Verizon pulled an AT&T by announcing a yesteryear smartphone, according to our wonderful provider of news, @evleaks. According to his latest leak, the Samsung Galaxy Stellar, which was released in August 2012 on Verizon, is being stripped of its LTE capabilities and re-labeled as the Galaxy Legend for Verizon’s Prepaid services…talk about recycling! AT&T recycled the Samsung Galaxy S3 Mini, also a year old device, for its newer entry level device. Is this a new trend we will be seeing amongst the carriers or is Samsung giving them a great deal to move out some older models.
Other than losing its 4G LTE, the specifications should remain the same:
- 4-inch 480 x 800 pixel display
- 1.2MHz Qualcomm Snapdragon S4 Plus Dual-Core Processor
- 1GB RAM
- 4GB built-in storage with about 1.5GB User available
- MicroSD up to 32GB
- 3.2MP Camera
- 1.3MP FFC
- 2100 mAh Battery
- 4.80 x 2.51 x .47 Inches at 4.73 oz.
- Wi-Fi 802.11 a/b/g/n, 4.0 Bluetooth, GPS
- Android 4.1
The reviews were fairly kind to it as an entry-level smartphone, especially when you consider that when it came out as the Stellar, Verizon was giving it away with a two-year contract.
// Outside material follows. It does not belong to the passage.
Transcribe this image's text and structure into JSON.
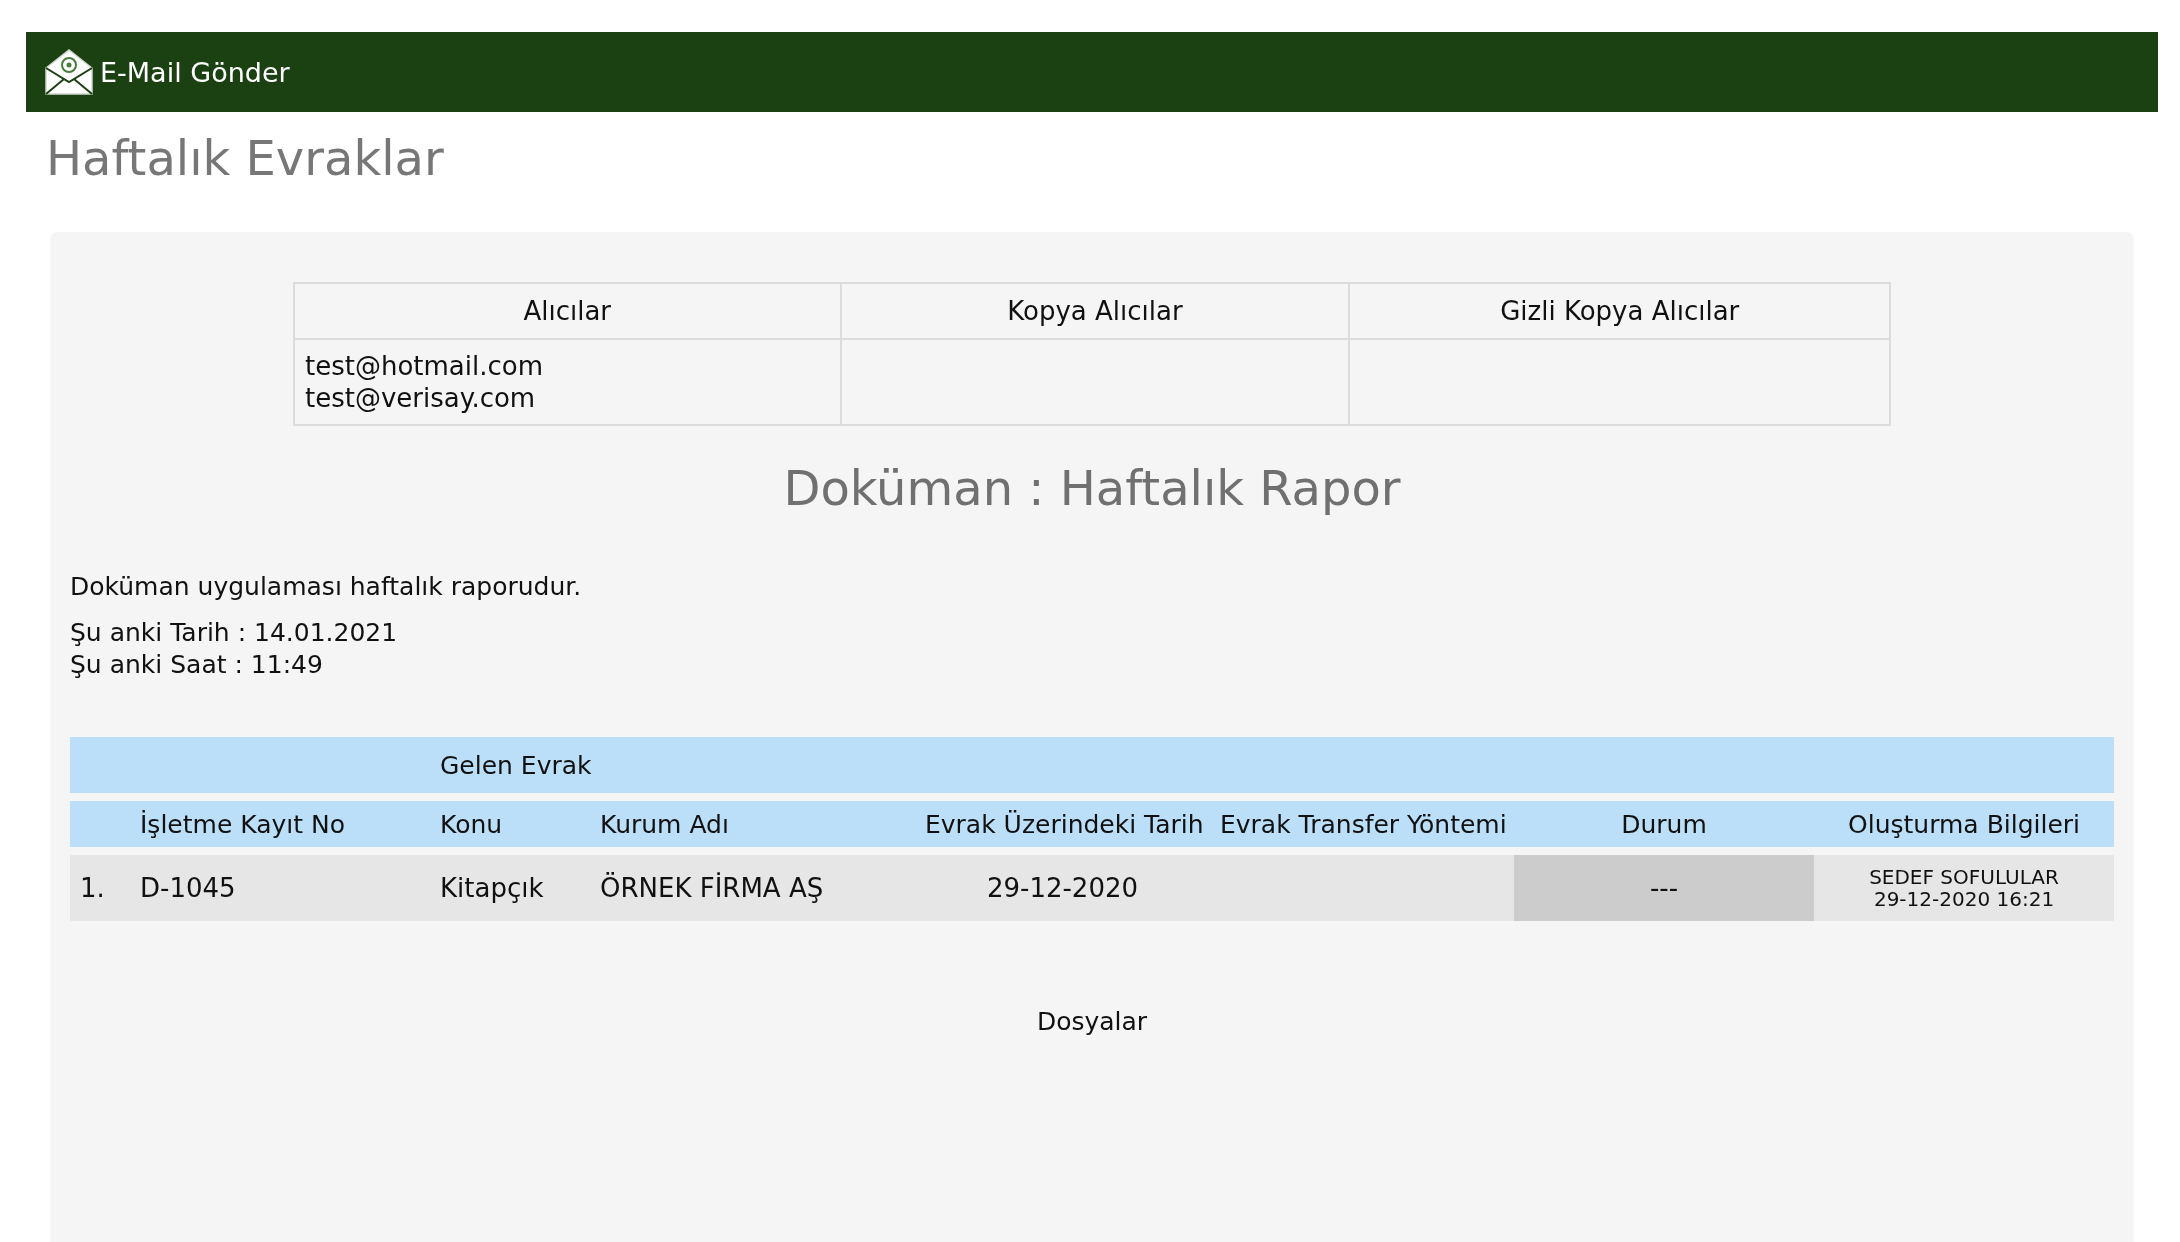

It was slammed for its lack of a flash for the camera and call quality was not tops of the class. It actually resembles a Samsung Droid Charge in looks, only a little smaller and thicker.
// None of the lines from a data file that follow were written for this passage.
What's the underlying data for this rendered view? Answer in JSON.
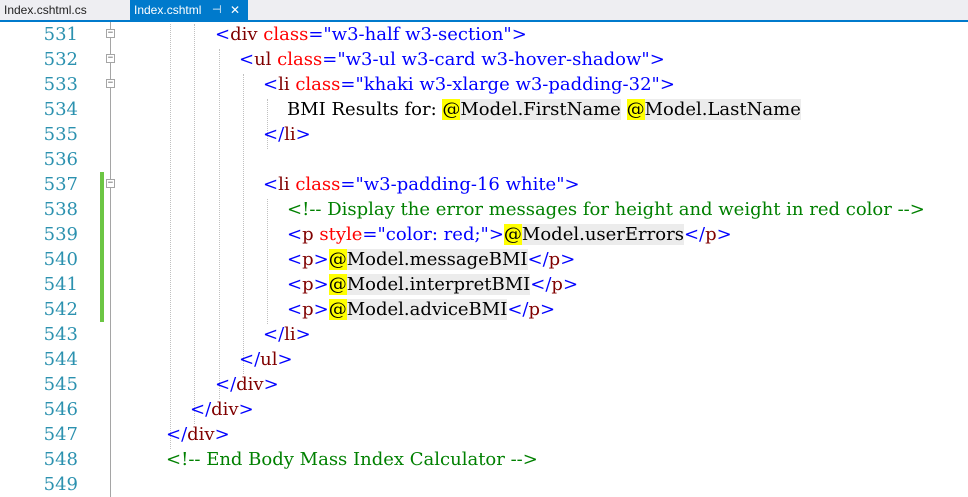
{
  "tabs": [
    {
      "label": "Index.cshtml.cs",
      "active": false
    },
    {
      "label": "Index.cshtml",
      "active": true,
      "pin": "⊣",
      "close": "✕"
    }
  ],
  "colors": {
    "tag": "#800000",
    "delim": "#0000ff",
    "attr": "#ff0000",
    "value": "#0000ff",
    "comment": "#008000",
    "line_number": "#2b91af",
    "razor_at": "#ffff00",
    "tab_accent": "#007acc"
  },
  "lines": [
    {
      "num": "531",
      "tokens": [
        [
          "delim",
          "<"
        ],
        [
          "tag",
          "div"
        ],
        [
          "attr",
          " class"
        ],
        [
          "delim",
          "="
        ],
        [
          "val",
          "\"w3-half w3-section\""
        ],
        [
          "delim",
          ">"
        ]
      ]
    },
    {
      "num": "532",
      "tokens": [
        [
          "delim",
          "<"
        ],
        [
          "tag",
          "ul"
        ],
        [
          "attr",
          " class"
        ],
        [
          "delim",
          "="
        ],
        [
          "val",
          "\"w3-ul w3-card w3-hover-shadow\""
        ],
        [
          "delim",
          ">"
        ]
      ]
    },
    {
      "num": "533",
      "tokens": [
        [
          "delim",
          "<"
        ],
        [
          "tag",
          "li"
        ],
        [
          "attr",
          " class"
        ],
        [
          "delim",
          "="
        ],
        [
          "val",
          "\"khaki w3-xlarge w3-padding-32\""
        ],
        [
          "delim",
          ">"
        ]
      ]
    },
    {
      "num": "534",
      "tokens": [
        [
          "text",
          "BMI Results for: "
        ],
        [
          "at",
          "@"
        ],
        [
          "razor",
          "Model.FirstName"
        ],
        [
          "text",
          " "
        ],
        [
          "at",
          "@"
        ],
        [
          "razor",
          "Model.LastName"
        ]
      ]
    },
    {
      "num": "535",
      "tokens": [
        [
          "delim",
          "</"
        ],
        [
          "tag",
          "li"
        ],
        [
          "delim",
          ">"
        ]
      ]
    },
    {
      "num": "536",
      "tokens": []
    },
    {
      "num": "537",
      "tokens": [
        [
          "delim",
          "<"
        ],
        [
          "tag",
          "li"
        ],
        [
          "attr",
          " class"
        ],
        [
          "delim",
          "="
        ],
        [
          "val",
          "\"w3-padding-16 white\""
        ],
        [
          "delim",
          ">"
        ]
      ]
    },
    {
      "num": "538",
      "tokens": [
        [
          "comment",
          "<!-- Display the error messages for height and weight in red color -->"
        ]
      ]
    },
    {
      "num": "539",
      "tokens": [
        [
          "delim",
          "<"
        ],
        [
          "tag",
          "p"
        ],
        [
          "attr",
          " style"
        ],
        [
          "delim",
          "="
        ],
        [
          "val",
          "\"color: red;\""
        ],
        [
          "delim",
          ">"
        ],
        [
          "at",
          "@"
        ],
        [
          "razor",
          "Model.userErrors"
        ],
        [
          "delim",
          "</"
        ],
        [
          "tag",
          "p"
        ],
        [
          "delim",
          ">"
        ]
      ]
    },
    {
      "num": "540",
      "tokens": [
        [
          "delim",
          "<"
        ],
        [
          "tag",
          "p"
        ],
        [
          "delim",
          ">"
        ],
        [
          "at",
          "@"
        ],
        [
          "razor",
          "Model.messageBMI"
        ],
        [
          "delim",
          "</"
        ],
        [
          "tag",
          "p"
        ],
        [
          "delim",
          ">"
        ]
      ]
    },
    {
      "num": "541",
      "tokens": [
        [
          "delim",
          "<"
        ],
        [
          "tag",
          "p"
        ],
        [
          "delim",
          ">"
        ],
        [
          "at",
          "@"
        ],
        [
          "razor",
          "Model.interpretBMI"
        ],
        [
          "delim",
          "</"
        ],
        [
          "tag",
          "p"
        ],
        [
          "delim",
          ">"
        ]
      ]
    },
    {
      "num": "542",
      "tokens": [
        [
          "delim",
          "<"
        ],
        [
          "tag",
          "p"
        ],
        [
          "delim",
          ">"
        ],
        [
          "at",
          "@"
        ],
        [
          "razor",
          "Model.adviceBMI"
        ],
        [
          "delim",
          "</"
        ],
        [
          "tag",
          "p"
        ],
        [
          "delim",
          ">"
        ]
      ]
    },
    {
      "num": "543",
      "tokens": [
        [
          "delim",
          "</"
        ],
        [
          "tag",
          "li"
        ],
        [
          "delim",
          ">"
        ]
      ]
    },
    {
      "num": "544",
      "tokens": [
        [
          "delim",
          "</"
        ],
        [
          "tag",
          "ul"
        ],
        [
          "delim",
          ">"
        ]
      ]
    },
    {
      "num": "545",
      "tokens": [
        [
          "delim",
          "</"
        ],
        [
          "tag",
          "div"
        ],
        [
          "delim",
          ">"
        ]
      ]
    },
    {
      "num": "546",
      "tokens": [
        [
          "delim",
          "</"
        ],
        [
          "tag",
          "div"
        ],
        [
          "delim",
          ">"
        ]
      ]
    },
    {
      "num": "547",
      "tokens": [
        [
          "delim",
          "</"
        ],
        [
          "tag",
          "div"
        ],
        [
          "delim",
          ">"
        ]
      ]
    },
    {
      "num": "548",
      "tokens": [
        [
          "comment",
          "<!-- End Body Mass Index Calculator -->"
        ]
      ]
    },
    {
      "num": "549",
      "tokens": []
    }
  ]
}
It does lack the NFC file exchange option, but for a starter phone, it still retains approximately 90-percent of the features of Samsung’s higher priced phones, such as GPS turn-by-turn voice navigation and hotspot support for up to 10 devices. It also has Google Voice Actions or Samsung’s own S-Voice. With no flash, indoor pictures are at best, mediocre, but outdoors with plenty of sun it delivers stellar pictures considering its limited pixel density.
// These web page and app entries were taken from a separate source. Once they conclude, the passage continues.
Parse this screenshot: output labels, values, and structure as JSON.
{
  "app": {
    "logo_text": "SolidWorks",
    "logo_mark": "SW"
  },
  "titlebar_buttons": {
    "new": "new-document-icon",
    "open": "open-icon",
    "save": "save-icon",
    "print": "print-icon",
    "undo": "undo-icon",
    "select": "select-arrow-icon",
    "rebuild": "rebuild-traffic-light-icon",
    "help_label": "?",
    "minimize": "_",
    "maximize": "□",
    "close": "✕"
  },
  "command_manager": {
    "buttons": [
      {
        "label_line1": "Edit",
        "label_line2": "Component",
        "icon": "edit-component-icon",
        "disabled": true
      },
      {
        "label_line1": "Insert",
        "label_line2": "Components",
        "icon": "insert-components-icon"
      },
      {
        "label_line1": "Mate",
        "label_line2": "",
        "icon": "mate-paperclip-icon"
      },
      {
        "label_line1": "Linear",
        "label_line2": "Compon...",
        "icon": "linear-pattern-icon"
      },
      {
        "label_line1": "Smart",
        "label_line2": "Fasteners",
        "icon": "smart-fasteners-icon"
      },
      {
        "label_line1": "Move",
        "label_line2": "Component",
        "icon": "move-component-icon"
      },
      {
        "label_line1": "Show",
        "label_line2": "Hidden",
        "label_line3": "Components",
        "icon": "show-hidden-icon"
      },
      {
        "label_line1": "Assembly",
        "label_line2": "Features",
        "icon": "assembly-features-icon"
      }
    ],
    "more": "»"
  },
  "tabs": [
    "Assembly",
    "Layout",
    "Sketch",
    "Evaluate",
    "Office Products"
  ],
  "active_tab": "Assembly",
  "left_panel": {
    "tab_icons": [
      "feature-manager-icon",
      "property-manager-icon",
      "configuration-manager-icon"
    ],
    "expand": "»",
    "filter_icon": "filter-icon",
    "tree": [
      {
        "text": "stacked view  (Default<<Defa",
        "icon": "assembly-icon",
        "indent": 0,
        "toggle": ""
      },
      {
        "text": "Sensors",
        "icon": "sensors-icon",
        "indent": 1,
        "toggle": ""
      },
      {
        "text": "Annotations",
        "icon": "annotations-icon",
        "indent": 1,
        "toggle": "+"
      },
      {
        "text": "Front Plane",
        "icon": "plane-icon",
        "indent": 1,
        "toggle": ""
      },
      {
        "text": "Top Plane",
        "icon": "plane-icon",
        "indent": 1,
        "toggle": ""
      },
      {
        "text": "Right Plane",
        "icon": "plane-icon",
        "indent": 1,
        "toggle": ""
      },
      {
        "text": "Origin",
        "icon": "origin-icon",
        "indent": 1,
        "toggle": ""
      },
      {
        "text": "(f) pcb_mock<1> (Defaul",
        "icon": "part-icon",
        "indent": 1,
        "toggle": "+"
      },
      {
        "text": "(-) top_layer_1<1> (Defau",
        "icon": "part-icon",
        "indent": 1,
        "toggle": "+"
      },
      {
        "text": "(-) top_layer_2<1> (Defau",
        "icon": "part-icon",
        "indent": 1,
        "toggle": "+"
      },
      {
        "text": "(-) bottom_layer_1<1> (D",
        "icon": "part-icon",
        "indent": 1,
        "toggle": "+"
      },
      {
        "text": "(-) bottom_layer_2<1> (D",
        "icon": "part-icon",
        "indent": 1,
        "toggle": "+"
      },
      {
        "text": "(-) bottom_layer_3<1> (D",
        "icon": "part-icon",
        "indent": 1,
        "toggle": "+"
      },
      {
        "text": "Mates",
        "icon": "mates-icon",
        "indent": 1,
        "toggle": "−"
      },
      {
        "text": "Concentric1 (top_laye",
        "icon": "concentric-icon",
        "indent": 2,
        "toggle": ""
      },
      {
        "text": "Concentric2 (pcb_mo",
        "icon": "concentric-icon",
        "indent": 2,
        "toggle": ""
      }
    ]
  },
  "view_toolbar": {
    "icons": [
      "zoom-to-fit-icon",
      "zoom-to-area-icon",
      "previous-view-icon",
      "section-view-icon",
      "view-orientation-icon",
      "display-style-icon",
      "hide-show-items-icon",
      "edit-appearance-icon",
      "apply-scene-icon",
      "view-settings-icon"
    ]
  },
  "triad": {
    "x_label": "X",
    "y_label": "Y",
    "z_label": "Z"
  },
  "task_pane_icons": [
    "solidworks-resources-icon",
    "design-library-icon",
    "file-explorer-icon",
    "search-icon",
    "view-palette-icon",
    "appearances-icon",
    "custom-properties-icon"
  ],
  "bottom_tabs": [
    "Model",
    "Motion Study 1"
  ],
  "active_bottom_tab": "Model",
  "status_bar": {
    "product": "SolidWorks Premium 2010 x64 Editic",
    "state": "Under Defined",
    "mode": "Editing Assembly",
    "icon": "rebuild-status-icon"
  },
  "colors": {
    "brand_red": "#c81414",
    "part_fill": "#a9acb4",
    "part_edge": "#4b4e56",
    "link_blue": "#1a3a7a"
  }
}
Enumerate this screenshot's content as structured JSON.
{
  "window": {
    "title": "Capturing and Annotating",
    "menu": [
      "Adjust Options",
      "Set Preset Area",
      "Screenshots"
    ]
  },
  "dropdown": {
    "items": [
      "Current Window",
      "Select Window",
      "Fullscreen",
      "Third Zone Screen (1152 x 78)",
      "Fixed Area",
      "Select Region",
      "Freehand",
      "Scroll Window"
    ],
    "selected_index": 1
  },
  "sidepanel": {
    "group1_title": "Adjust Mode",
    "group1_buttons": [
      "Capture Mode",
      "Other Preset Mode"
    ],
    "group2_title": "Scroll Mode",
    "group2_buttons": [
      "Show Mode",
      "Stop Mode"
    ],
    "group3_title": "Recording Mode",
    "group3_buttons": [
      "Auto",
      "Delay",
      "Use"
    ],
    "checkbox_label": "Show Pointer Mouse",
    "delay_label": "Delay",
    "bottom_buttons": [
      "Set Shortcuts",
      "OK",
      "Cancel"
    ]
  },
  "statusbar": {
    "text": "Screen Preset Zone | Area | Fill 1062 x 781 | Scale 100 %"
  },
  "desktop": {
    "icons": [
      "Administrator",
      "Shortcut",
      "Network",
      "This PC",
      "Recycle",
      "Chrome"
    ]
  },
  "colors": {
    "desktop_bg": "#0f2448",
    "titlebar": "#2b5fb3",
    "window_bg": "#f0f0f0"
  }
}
Exact pricing and availability are unknown, but we expect to see it on Verizon in the coming weeks. Does this throwback phone interest any of our readers and will you be picking one up – could be a good starter phone for a young person in the household.